By Scott A. Corrao, president of Reflective Apparel
High visibility uniforms are a necessary safety requirement, but they are also a corporate branding opportunity. Uniforms are one of the most visible and personal elements of a company’s corporate identity. Just as much care and thought should go into branding a hi-vis uniform as creating a billboard ad.
Since safety is the main priority, there are some considerations to take into account when adding logos and branding to hi-vis uniforms. Below is a corporate identity guide for branding hi-vis uniforms.
What are the benefits of corporate branding on hi-vis safety apparel?
Personalizing hi-vis uniforms improves corporate image and identity by reinforcing branding. Uniforms also serve as an opportunity to advertise a brand. Branded hi-vis uniforms also add an element of professionalism and a sense of belonging for employees. In addition, corporate-branded hi-vis uniforms increase safety and security at job-sites. Logos and personalization make it easier to differentiate between employees who should be on premises and potential trespassers.
What regulations must be followed when printing on hi-vis apparel?
ANSI 107 standards outline guidelines for printing on hi-vis garments. Below is a summary of some considerations required by ANSI 107. Refer to the official American National Standards Institute for official complete guidelines.
- Any logo, lettering, or identification panels should not create gaps of more than 50 mm in the retro-reflective material.
- Logos should be small enough to avoid obstructing the fluorescent background of a hi-vis garment.
- Logos and designs should not be placed over retro-reflective strips.
The size of a uniform may also impact where you print a logo or text, as well as how large a graphic is. Logos and text should be big enough to be readable, but not so large that they decrease the visibility of the garment. Even on small size uniforms, designated amounts of fluorescent material must be maintained. Many of Reflective Apparel’s designs include off-set tape that provides extra space for logos, without compromising safety standards.
While ANSI high visibility apparel is regulated by strict standards, enhanced visibility garments are not. Even though enhanced visibility garments are not regulated, keep the safety considerations above in mind.
Where is the best place to position corporate branding on a hi-vis uniform?
It is ideal to place corporate branding on both the back and front of a hi-vis uniform. This may include the upper or lower back, and a front placement on the chest or perhaps a front pocket. Vest logos are predominantly placed on the back and smaller logos can be placed on the chest area or larger logos can be dropped to the lower front. Sleeves are also an option for printing on shirts or Class 3 vests. However, never print over retro-reflective tape, which reduces its effectiveness.

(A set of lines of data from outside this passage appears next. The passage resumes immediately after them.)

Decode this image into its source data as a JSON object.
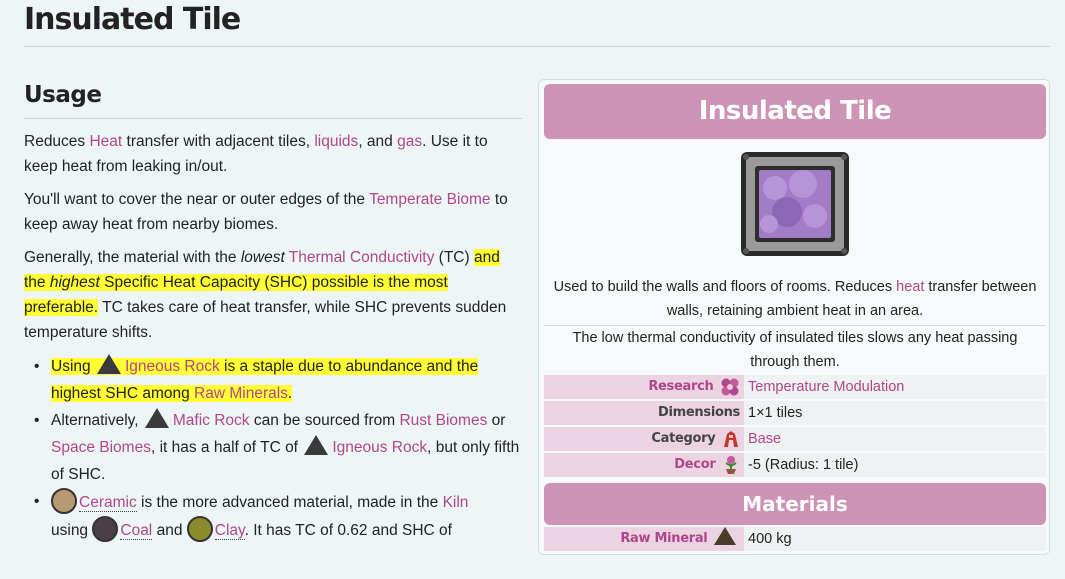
{
  "page": {
    "title": "Insulated Tile"
  },
  "usage": {
    "heading": "Usage",
    "p1": {
      "t1": "Reduces ",
      "heat": "Heat",
      "t2": " transfer with adjacent tiles, ",
      "liquids": "liquids",
      "t3": ", and ",
      "gas": "gas",
      "t4": ". Use it to keep heat from leaking in/out."
    },
    "p2": {
      "t1": "You'll want to cover the near or outer edges of the ",
      "link": "Temperate Biome",
      "t2": " to keep away heat from nearby biomes."
    },
    "p3": {
      "t1": "Generally, the material with the ",
      "lowest": "lowest",
      "t2": " ",
      "tc": "Thermal Conductivity",
      "t3": " (TC) ",
      "hl1": "and the ",
      "highest": "highest",
      "hl2": " Specific Heat Capacity (SHC) possible is the most preferable.",
      "t4": " TC takes care of heat transfer, while SHC prevents sudden temperature shifts."
    },
    "b1": {
      "using": "Using",
      "igneous": "Igneous Rock",
      "hl": " is a staple due to abundance and the highest SHC among ",
      "raw": "Raw Minerals",
      "dot": "."
    },
    "b2": {
      "t1": "Alternatively, ",
      "mafic": "Mafic Rock",
      "t2": " can be sourced from ",
      "rust": "Rust Biomes",
      "t3": " or ",
      "space": "Space Biomes",
      "t4": ", it has a half of TC of ",
      "igneous": "Igneous Rock",
      "t5": ", but only fifth of SHC."
    },
    "b3": {
      "ceramic": "Ceramic",
      "t1": " is the more advanced material, made in the ",
      "kiln": "Kiln",
      "t2": " using ",
      "coal": "Coal",
      "t3": " and ",
      "clay": "Clay",
      "t4": ". It has TC of 0.62 and SHC of"
    }
  },
  "infobox": {
    "title": "Insulated Tile",
    "desc1": {
      "t1": "Used to build the walls and floors of rooms. Reduces ",
      "heat": "heat",
      "t2": " transfer between walls, retaining ambient heat in an area."
    },
    "desc2": "The low thermal conductivity of insulated tiles slows any heat passing through them.",
    "rows": [
      {
        "label": "Research",
        "value": "Temperature Modulation",
        "icon": "research-icon"
      },
      {
        "label": "Dimensions",
        "value": "1×1 tiles",
        "icon": ""
      },
      {
        "label": "Category",
        "value": "Base",
        "icon": "base-category-icon"
      },
      {
        "label": "Decor",
        "value": "-5 (Radius: 1 tile)",
        "icon": "decor-icon"
      }
    ],
    "materials_heading": "Materials",
    "material": {
      "label": "Raw Mineral",
      "value": "400 kg",
      "icon": "raw-mineral-icon"
    }
  },
  "colors": {
    "accent": "#cc93b5",
    "link": "#b0478a",
    "highlight": "#ffff33"
  }
}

How do fluorescent fabrics impact screen printed logo colors?
Many uniforms are designed using a brand’s colors. However, when workers are required to wear ANSI-certificated hi-vis workwear, color matters. So what colors are best to print on hi-vis uniforms? It is best to stick to one-or two-color logos that provide contrast against hi-vis apparel. Dark colors, such as black, navy, and dark gray tend to work well. Since fluorescent colors are so vivid, you will have a higher quality image if the logo is printed with a white layer of ink first to create a neutral base layer.
How long do personalized and custom orders take?
While an employee may be able to get by with a regular uniform that is a little faded or worn, hi-vis uniforms must continually meet safety standards. This means that replacement hi-vis uniforms must be supplied in a timely manner and always be available. That is why Reflective Apparel provides speedy shipping on custom printed orders. Reflective Apparel has a dedicated in-house art department that can do heat transfer, screen printing and high speed lamination on a variety of hi-vis apparel styles and designs.
Scott A. Corrao is the president of Reflective Apparel, which manufacturers quality high visibility garments for public and private sector workers, including firefighters, police officers, railroad workers, Department of Transportation employees, construction workers and airport employees. Originally founded in 1989 to support the public safety market’s need for nighttime reflectivity, Reflective Apparel was at the forefront of the American National Standards Institute (ANSI) Standard for High Visibility Safety Apparel, having pioneered many of the ANSI garment solutions found today. Reflective Apparel’s distribution center and production facilities are located in Marietta, Georgia. For more information, visit www.reflectiveapparel.com.